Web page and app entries
☆ ☆ ☆ ☆

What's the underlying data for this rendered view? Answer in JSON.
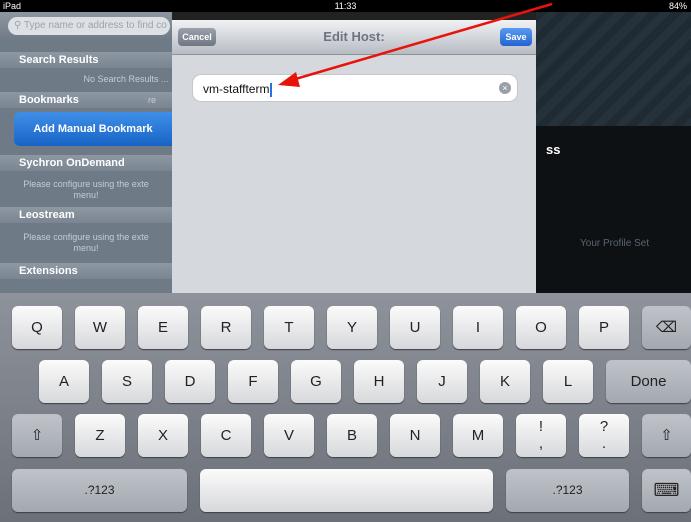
{
  "status": {
    "carrier": "iPad",
    "time": "11:33",
    "battery": "84%"
  },
  "sidebar": {
    "search_placeholder": "Type name or address to find co",
    "search_results_header": "Search Results",
    "search_results_empty": "No Search Results ...",
    "bookmarks_header": "Bookmarks",
    "bookmarks_right": "re",
    "add_bookmark_label": "Add Manual Bookmark",
    "synchron_header": "Sychron OnDemand",
    "synchron_note_1": "Please configure using the exte",
    "synchron_note_2": "menu!",
    "leostream_header": "Leostream",
    "leostream_note_1": "Please configure using the exte",
    "leostream_note_2": "menu!",
    "extensions_header": "Extensions"
  },
  "background": {
    "ss_text": "ss",
    "faint_text": "Your Profile Set"
  },
  "modal": {
    "title": "Edit Host:",
    "cancel_label": "Cancel",
    "save_label": "Save",
    "host_value": "vm-staffterm",
    "clear_icon": "×"
  },
  "keyboard": {
    "row1": [
      "Q",
      "W",
      "E",
      "R",
      "T",
      "Y",
      "U",
      "I",
      "O",
      "P"
    ],
    "row2": [
      "A",
      "S",
      "D",
      "F",
      "G",
      "H",
      "J",
      "K",
      "L"
    ],
    "row3": [
      "Z",
      "X",
      "C",
      "V",
      "B",
      "N",
      "M"
    ],
    "backspace": "⌫",
    "done": "Done",
    "shift": "⇧",
    "excl_top": "!",
    "excl_bottom": ",",
    "q_top": "?",
    "q_bottom": ".",
    "numbers_left": ".?123",
    "numbers_right": ".?123",
    "hide_keyboard": "⌨"
  },
  "colors": {
    "accent_blue": "#1864c6",
    "annotation_arrow": "#e8140c"
  }
}
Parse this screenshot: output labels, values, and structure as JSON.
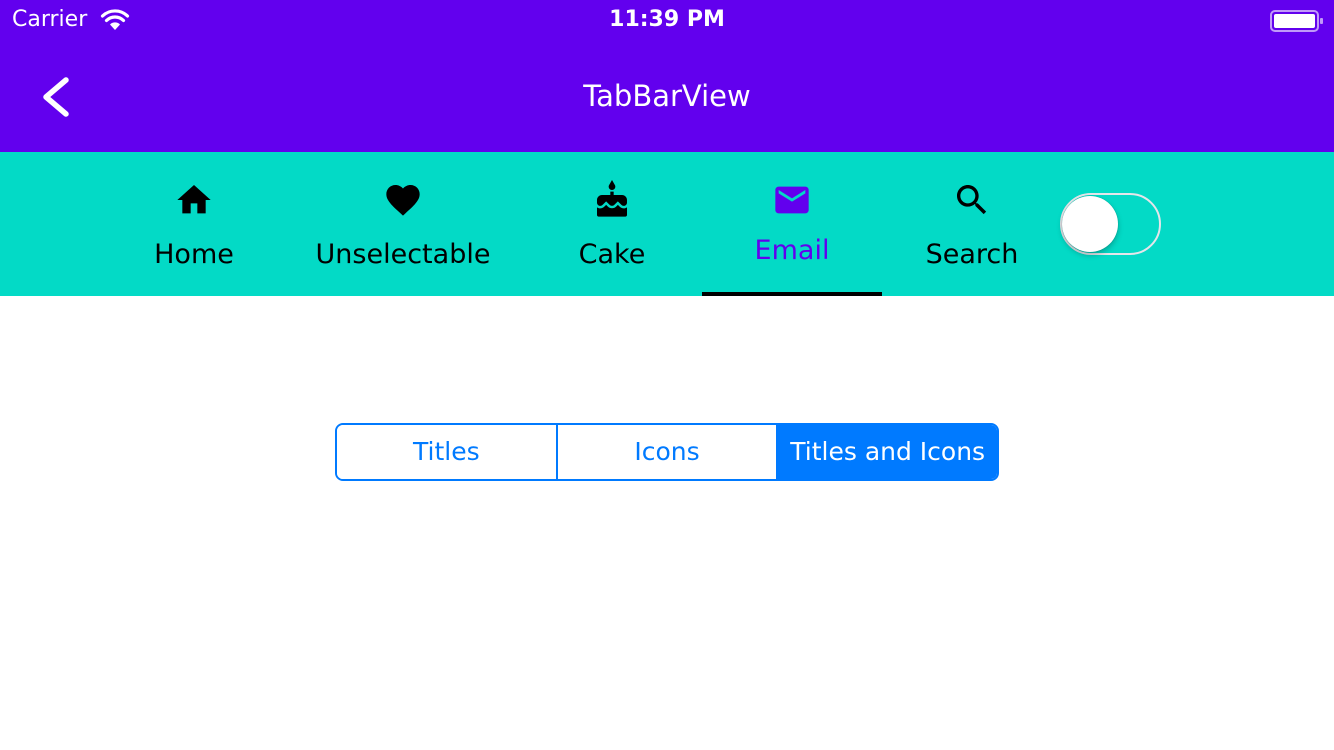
{
  "status_bar": {
    "carrier": "Carrier",
    "time": "11:39 PM",
    "wifi_icon": "wifi-icon",
    "battery_icon": "battery-icon"
  },
  "nav": {
    "title": "TabBarView",
    "back_icon": "chevron-left-icon"
  },
  "tabs": [
    {
      "label": "Home",
      "icon": "home-icon",
      "selected": false
    },
    {
      "label": "Unselectable",
      "icon": "heart-icon",
      "selected": false
    },
    {
      "label": "Cake",
      "icon": "cake-icon",
      "selected": false
    },
    {
      "label": "Email",
      "icon": "email-icon",
      "selected": true
    },
    {
      "label": "Search",
      "icon": "search-icon",
      "selected": false
    }
  ],
  "toggle": {
    "on": false
  },
  "segmented_control": {
    "options": [
      "Titles",
      "Icons",
      "Titles and Icons"
    ],
    "selected_index": 2
  },
  "colors": {
    "app_bar": "#6200ee",
    "tab_bar": "#03dac6",
    "selected_tab": "#6200ee",
    "tab_indicator": "#000000",
    "segment_accent": "#007aff"
  }
}
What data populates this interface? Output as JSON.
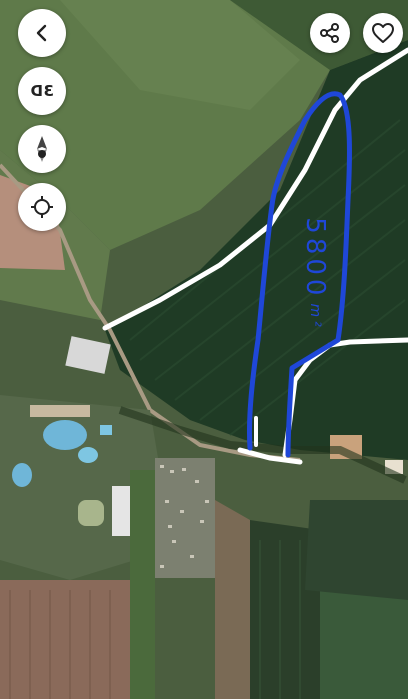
{
  "map": {
    "view": "satellite",
    "annotation": {
      "area_value": "5800",
      "area_unit": "m²",
      "stroke_color": "#1f47d8",
      "boundary_color": "#ffffff"
    }
  },
  "controls": {
    "back": {
      "icon": "chevron-left-icon"
    },
    "view_3d": {
      "label": "3D",
      "icon": "3d-icon"
    },
    "compass": {
      "icon": "compass-needle-icon"
    },
    "locate": {
      "icon": "locate-crosshair-icon"
    },
    "share": {
      "icon": "share-icon"
    },
    "favorite": {
      "icon": "heart-icon"
    }
  }
}
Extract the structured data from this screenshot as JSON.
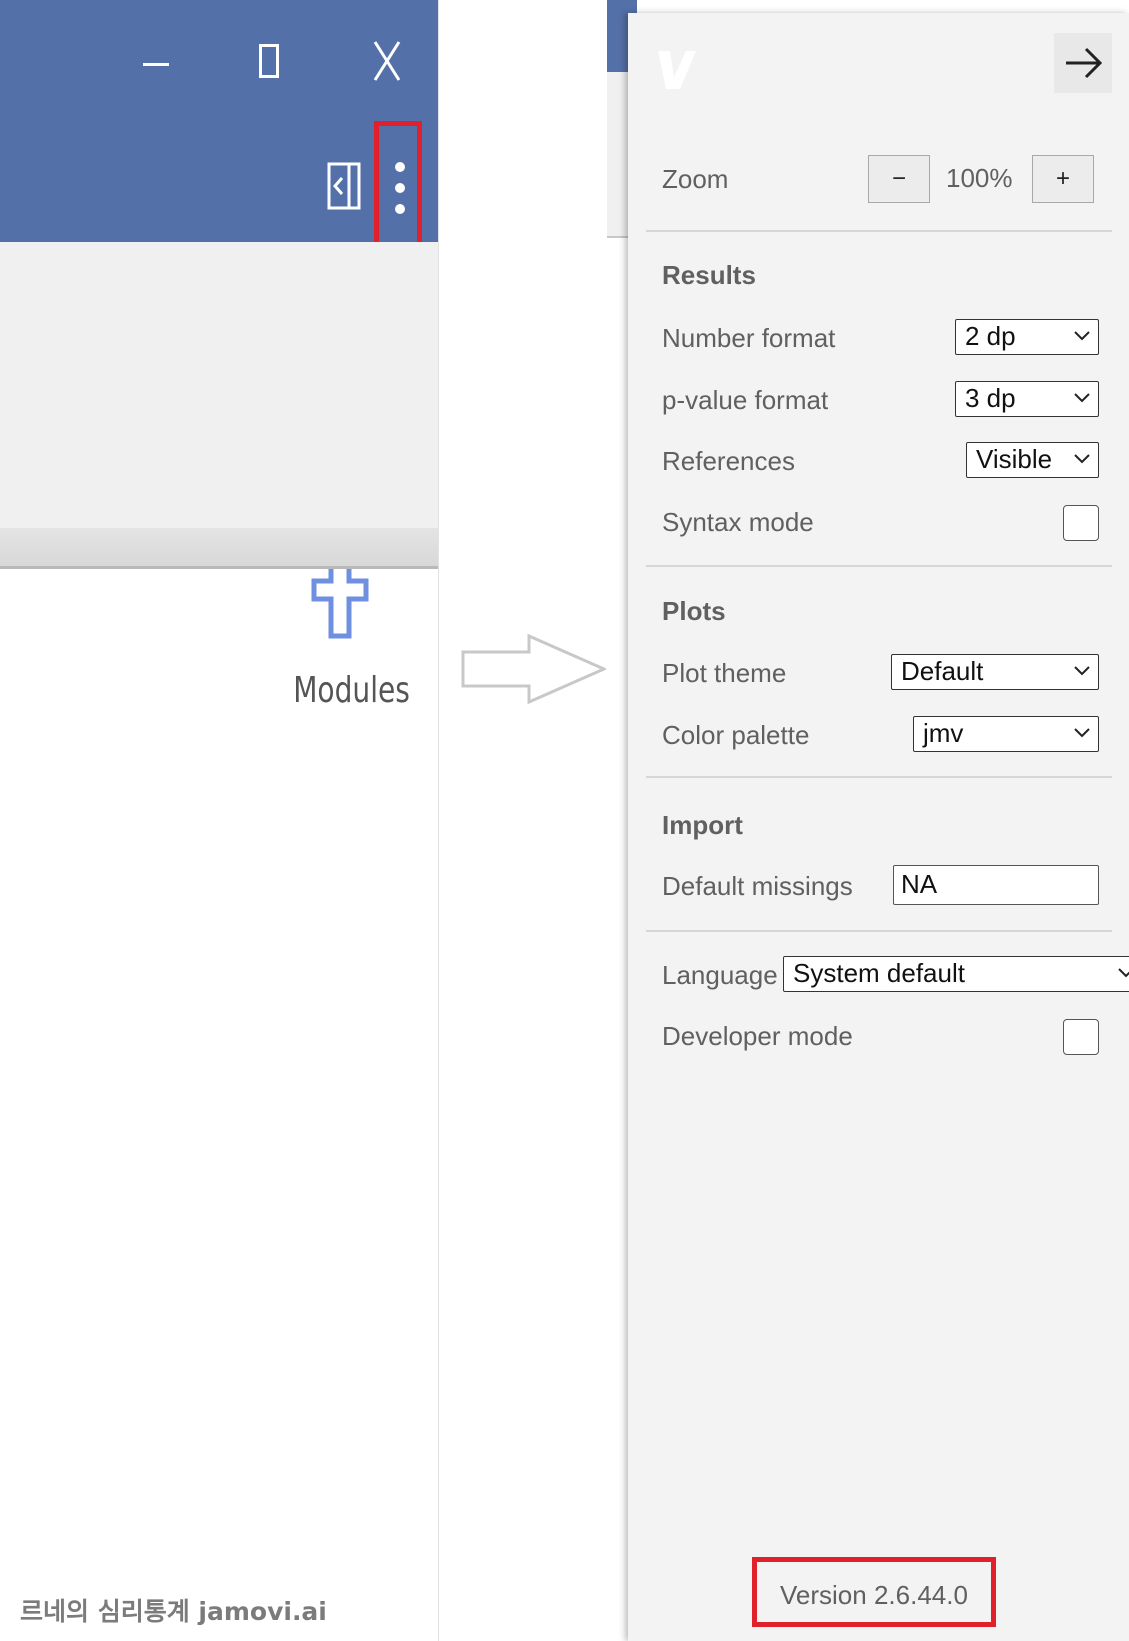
{
  "left_window": {
    "ribbon": {
      "modules_label": "Modules"
    },
    "watermark": "르네의 심리통계 jamovi.ai"
  },
  "settings": {
    "zoom": {
      "label": "Zoom",
      "minus": "−",
      "value": "100%",
      "plus": "+"
    },
    "results": {
      "title": "Results",
      "number_format": {
        "label": "Number format",
        "value": "2 dp"
      },
      "p_value_format": {
        "label": "p-value format",
        "value": "3 dp"
      },
      "references": {
        "label": "References",
        "value": "Visible"
      },
      "syntax_mode": {
        "label": "Syntax mode",
        "checked": false
      }
    },
    "plots": {
      "title": "Plots",
      "plot_theme": {
        "label": "Plot theme",
        "value": "Default"
      },
      "color_palette": {
        "label": "Color palette",
        "value": "jmv"
      }
    },
    "import": {
      "title": "Import",
      "default_missings": {
        "label": "Default missings",
        "value": "NA"
      }
    },
    "language": {
      "label": "Language",
      "value": "System default"
    },
    "developer_mode": {
      "label": "Developer mode",
      "checked": false
    },
    "version": "Version 2.6.44.0"
  },
  "colors": {
    "titlebar": "#5470a8",
    "highlight": "#e0202a",
    "modules_icon": "#6f8fe0"
  }
}
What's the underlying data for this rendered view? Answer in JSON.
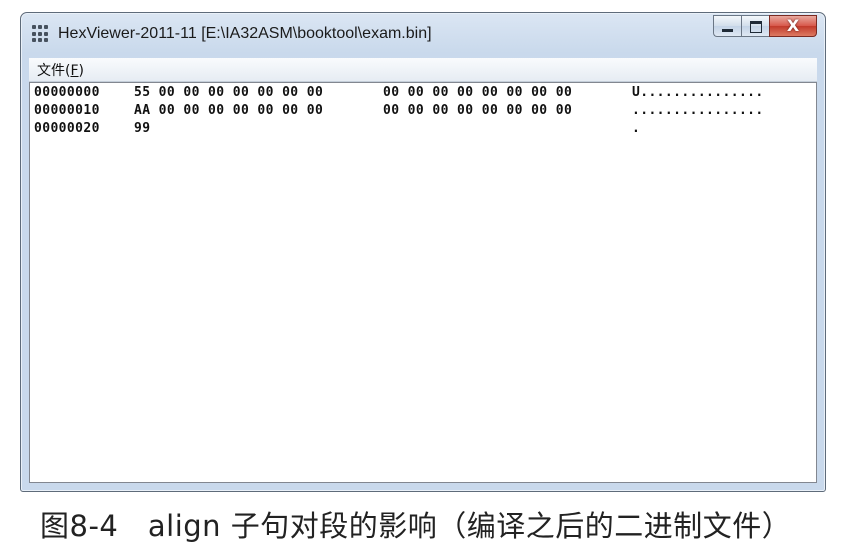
{
  "window": {
    "title": "HexViewer-2011-11 [E:\\IA32ASM\\booktool\\exam.bin]",
    "icon": "hex-grid-icon",
    "controls": {
      "minimize_icon": "minimize-icon",
      "maximize_icon": "maximize-icon",
      "close_icon": "close-icon",
      "close_glyph": "X"
    }
  },
  "menu": {
    "file_label_prefix": "文件(",
    "file_label_accel": "F",
    "file_label_suffix": ")"
  },
  "hex_rows": [
    {
      "offset": "00000000",
      "bytes1": "55 00 00 00 00 00 00 00",
      "bytes2": "00 00 00 00 00 00 00 00",
      "ascii": "U..............."
    },
    {
      "offset": "00000010",
      "bytes1": "AA 00 00 00 00 00 00 00",
      "bytes2": "00 00 00 00 00 00 00 00",
      "ascii": "................"
    },
    {
      "offset": "00000020",
      "bytes1": "99",
      "bytes2": "",
      "ascii": "."
    }
  ],
  "caption": "图8-4　align 子句对段的影响（编译之后的二进制文件）",
  "colors": {
    "titlebar": "#c9d9ec",
    "close_button": "#c23a2b",
    "text": "#111111"
  }
}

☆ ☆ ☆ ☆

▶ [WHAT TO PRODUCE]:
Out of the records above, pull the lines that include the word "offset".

▶ [EXERCISE RESPONSE]:
      "offset": "00000000",
      "offset": "00000010",
      "offset": "00000020",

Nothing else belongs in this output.